◆ DATA FOR REVIEW:

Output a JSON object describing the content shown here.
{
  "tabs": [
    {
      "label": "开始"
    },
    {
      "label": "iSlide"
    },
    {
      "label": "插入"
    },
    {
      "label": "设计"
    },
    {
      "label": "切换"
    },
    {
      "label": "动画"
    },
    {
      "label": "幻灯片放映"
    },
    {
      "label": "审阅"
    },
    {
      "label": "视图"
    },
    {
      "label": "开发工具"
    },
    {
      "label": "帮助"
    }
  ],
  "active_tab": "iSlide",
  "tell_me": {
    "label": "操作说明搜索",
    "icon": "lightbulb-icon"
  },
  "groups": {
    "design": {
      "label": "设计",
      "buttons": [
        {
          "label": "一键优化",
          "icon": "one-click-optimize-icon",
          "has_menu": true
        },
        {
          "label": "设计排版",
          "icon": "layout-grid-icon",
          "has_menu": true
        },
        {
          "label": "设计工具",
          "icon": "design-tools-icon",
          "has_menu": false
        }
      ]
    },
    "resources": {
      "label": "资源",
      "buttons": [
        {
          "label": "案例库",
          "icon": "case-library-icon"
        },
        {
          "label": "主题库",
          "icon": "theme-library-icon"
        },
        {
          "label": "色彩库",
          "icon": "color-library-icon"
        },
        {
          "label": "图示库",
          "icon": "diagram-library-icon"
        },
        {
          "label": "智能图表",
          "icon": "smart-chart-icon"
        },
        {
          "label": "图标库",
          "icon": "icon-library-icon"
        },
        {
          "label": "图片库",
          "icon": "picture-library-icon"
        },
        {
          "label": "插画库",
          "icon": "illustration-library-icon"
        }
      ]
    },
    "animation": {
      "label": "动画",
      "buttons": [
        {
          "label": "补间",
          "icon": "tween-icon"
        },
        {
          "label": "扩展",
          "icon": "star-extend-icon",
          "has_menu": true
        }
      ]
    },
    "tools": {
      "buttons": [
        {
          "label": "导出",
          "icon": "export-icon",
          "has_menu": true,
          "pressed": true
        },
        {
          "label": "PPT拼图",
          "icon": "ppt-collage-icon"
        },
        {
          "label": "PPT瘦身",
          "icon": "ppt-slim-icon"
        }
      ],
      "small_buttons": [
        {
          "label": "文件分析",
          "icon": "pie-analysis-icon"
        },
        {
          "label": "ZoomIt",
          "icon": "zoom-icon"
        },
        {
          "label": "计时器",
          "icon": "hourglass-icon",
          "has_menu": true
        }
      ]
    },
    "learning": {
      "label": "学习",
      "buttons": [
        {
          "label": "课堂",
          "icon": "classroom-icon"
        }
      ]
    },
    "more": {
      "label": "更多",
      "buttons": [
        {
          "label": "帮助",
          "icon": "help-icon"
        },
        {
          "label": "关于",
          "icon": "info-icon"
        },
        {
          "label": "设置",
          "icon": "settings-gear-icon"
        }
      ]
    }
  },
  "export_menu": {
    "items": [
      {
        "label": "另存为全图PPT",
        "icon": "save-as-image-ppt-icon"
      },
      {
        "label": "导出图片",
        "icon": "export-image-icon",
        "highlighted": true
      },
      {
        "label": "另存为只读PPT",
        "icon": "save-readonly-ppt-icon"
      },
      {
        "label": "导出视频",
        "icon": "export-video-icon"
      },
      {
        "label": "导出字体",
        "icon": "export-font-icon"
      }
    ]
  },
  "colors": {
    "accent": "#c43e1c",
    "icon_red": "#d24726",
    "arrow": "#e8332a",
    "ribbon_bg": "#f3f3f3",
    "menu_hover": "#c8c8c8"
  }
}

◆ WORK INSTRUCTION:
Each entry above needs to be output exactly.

◆ REPLY TO THE EXERCISE:
Output a JSON object describing the content shown here.
{
  "tabs": [
    {
      "label": "开始"
    },
    {
      "label": "iSlide"
    },
    {
      "label": "插入"
    },
    {
      "label": "设计"
    },
    {
      "label": "切换"
    },
    {
      "label": "动画"
    },
    {
      "label": "幻灯片放映"
    },
    {
      "label": "审阅"
    },
    {
      "label": "视图"
    },
    {
      "label": "开发工具"
    },
    {
      "label": "帮助"
    }
  ],
  "active_tab": "iSlide",
  "tell_me": {
    "label": "操作说明搜索",
    "icon": "lightbulb-icon"
  },
  "groups": {
    "design": {
      "label": "设计",
      "buttons": [
        {
          "label": "一键优化",
          "icon": "one-click-optimize-icon",
          "has_menu": true
        },
        {
          "label": "设计排版",
          "icon": "layout-grid-icon",
          "has_menu": true
        },
        {
          "label": "设计工具",
          "icon": "design-tools-icon",
          "has_menu": false
        }
      ]
    },
    "resources": {
      "label": "资源",
      "buttons": [
        {
          "label": "案例库",
          "icon": "case-library-icon"
        },
        {
          "label": "主题库",
          "icon": "theme-library-icon"
        },
        {
          "label": "色彩库",
          "icon": "color-library-icon"
        },
        {
          "label": "图示库",
          "icon": "diagram-library-icon"
        },
        {
          "label": "智能图表",
          "icon": "smart-chart-icon"
        },
        {
          "label": "图标库",
          "icon": "icon-library-icon"
        },
        {
          "label": "图片库",
          "icon": "picture-library-icon"
        },
        {
          "label": "插画库",
          "icon": "illustration-library-icon"
        }
      ]
    },
    "animation": {
      "label": "动画",
      "buttons": [
        {
          "label": "补间",
          "icon": "tween-icon"
        },
        {
          "label": "扩展",
          "icon": "star-extend-icon",
          "has_menu": true
        }
      ]
    },
    "tools": {
      "buttons": [
        {
          "label": "导出",
          "icon": "export-icon",
          "has_menu": true,
          "pressed": true
        },
        {
          "label": "PPT拼图",
          "icon": "ppt-collage-icon"
        },
        {
          "label": "PPT瘦身",
          "icon": "ppt-slim-icon"
        }
      ],
      "small_buttons": [
        {
          "label": "文件分析",
          "icon": "pie-analysis-icon"
        },
        {
          "label": "ZoomIt",
          "icon": "zoom-icon"
        },
        {
          "label": "计时器",
          "icon": "hourglass-icon",
          "has_menu": true
        }
      ]
    },
    "learning": {
      "label": "学习",
      "buttons": [
        {
          "label": "课堂",
          "icon": "classroom-icon"
        }
      ]
    },
    "more": {
      "label": "更多",
      "buttons": [
        {
          "label": "帮助",
          "icon": "help-icon"
        },
        {
          "label": "关于",
          "icon": "info-icon"
        },
        {
          "label": "设置",
          "icon": "settings-gear-icon"
        }
      ]
    }
  },
  "export_menu": {
    "items": [
      {
        "label": "另存为全图PPT",
        "icon": "save-as-image-ppt-icon"
      },
      {
        "label": "导出图片",
        "icon": "export-image-icon",
        "highlighted": true
      },
      {
        "label": "另存为只读PPT",
        "icon": "save-readonly-ppt-icon"
      },
      {
        "label": "导出视频",
        "icon": "export-video-icon"
      },
      {
        "label": "导出字体",
        "icon": "export-font-icon"
      }
    ]
  },
  "colors": {
    "accent": "#c43e1c",
    "icon_red": "#d24726",
    "arrow": "#e8332a",
    "ribbon_bg": "#f3f3f3",
    "menu_hover": "#c8c8c8"
  }
}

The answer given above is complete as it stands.